Reproduce all the lines below exactly and omit the images.

=== Data for the task ===

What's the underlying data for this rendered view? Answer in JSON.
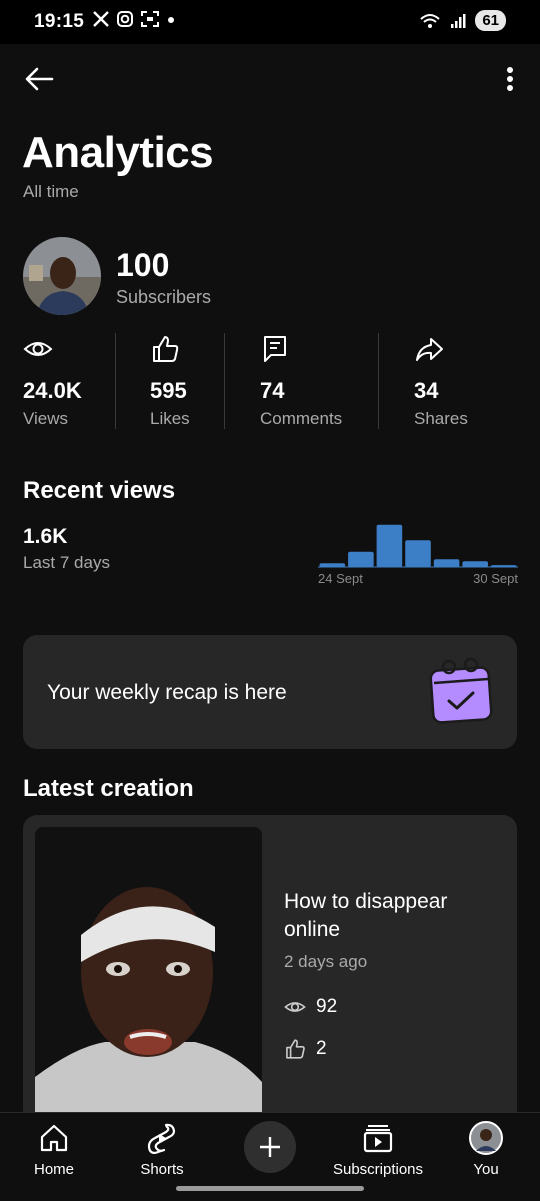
{
  "status": {
    "time": "19:15",
    "left_icons": [
      "x-icon",
      "instagram-icon",
      "scan-icon",
      "dot-icon"
    ],
    "battery": "61"
  },
  "header": {
    "title": "Analytics",
    "subtitle": "All time"
  },
  "channel": {
    "subscribers_count": "100",
    "subscribers_label": "Subscribers"
  },
  "stats": [
    {
      "icon": "eye-icon",
      "value": "24.0K",
      "label": "Views"
    },
    {
      "icon": "thumbs-up-icon",
      "value": "595",
      "label": "Likes"
    },
    {
      "icon": "comment-icon",
      "value": "74",
      "label": "Comments"
    },
    {
      "icon": "share-icon",
      "value": "34",
      "label": "Shares"
    }
  ],
  "recent_views": {
    "title": "Recent views",
    "value": "1.6K",
    "period": "Last 7 days",
    "chart_start": "24 Sept",
    "chart_end": "30 Sept",
    "color": "#3d7fc6"
  },
  "chart_data": {
    "type": "bar",
    "categories": [
      "24 Sept",
      "25",
      "26",
      "27",
      "28",
      "29",
      "30 Sept"
    ],
    "x_tick_labels": [
      "24 Sept",
      "30 Sept"
    ],
    "values": [
      1,
      4,
      11,
      7,
      2,
      1.5,
      0.5
    ],
    "ylim": [
      0,
      12
    ],
    "grid": false
  },
  "recap": {
    "text": "Your weekly recap is here",
    "icon": "calendar-check-icon",
    "icon_color": "#b48cff"
  },
  "latest": {
    "title": "Latest creation",
    "video_title": "How to disappear online",
    "age": "2 days ago",
    "views": "92",
    "likes": "2"
  },
  "nav": {
    "home": "Home",
    "shorts": "Shorts",
    "subscriptions": "Subscriptions",
    "you": "You"
  }
}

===

Solved exercise:
What's the underlying data for this rendered view? Answer in JSON.
{
  "status": {
    "time": "19:15",
    "left_icons": [
      "x-icon",
      "instagram-icon",
      "scan-icon",
      "dot-icon"
    ],
    "battery": "61"
  },
  "header": {
    "title": "Analytics",
    "subtitle": "All time"
  },
  "channel": {
    "subscribers_count": "100",
    "subscribers_label": "Subscribers"
  },
  "stats": [
    {
      "icon": "eye-icon",
      "value": "24.0K",
      "label": "Views"
    },
    {
      "icon": "thumbs-up-icon",
      "value": "595",
      "label": "Likes"
    },
    {
      "icon": "comment-icon",
      "value": "74",
      "label": "Comments"
    },
    {
      "icon": "share-icon",
      "value": "34",
      "label": "Shares"
    }
  ],
  "recent_views": {
    "title": "Recent views",
    "value": "1.6K",
    "period": "Last 7 days",
    "chart_start": "24 Sept",
    "chart_end": "30 Sept",
    "color": "#3d7fc6"
  },
  "chart_data": {
    "type": "bar",
    "categories": [
      "24 Sept",
      "25",
      "26",
      "27",
      "28",
      "29",
      "30 Sept"
    ],
    "x_tick_labels": [
      "24 Sept",
      "30 Sept"
    ],
    "values": [
      1,
      4,
      11,
      7,
      2,
      1.5,
      0.5
    ],
    "ylim": [
      0,
      12
    ],
    "grid": false
  },
  "recap": {
    "text": "Your weekly recap is here",
    "icon": "calendar-check-icon",
    "icon_color": "#b48cff"
  },
  "latest": {
    "title": "Latest creation",
    "video_title": "How to disappear online",
    "age": "2 days ago",
    "views": "92",
    "likes": "2"
  },
  "nav": {
    "home": "Home",
    "shorts": "Shorts",
    "subscriptions": "Subscriptions",
    "you": "You"
  }
}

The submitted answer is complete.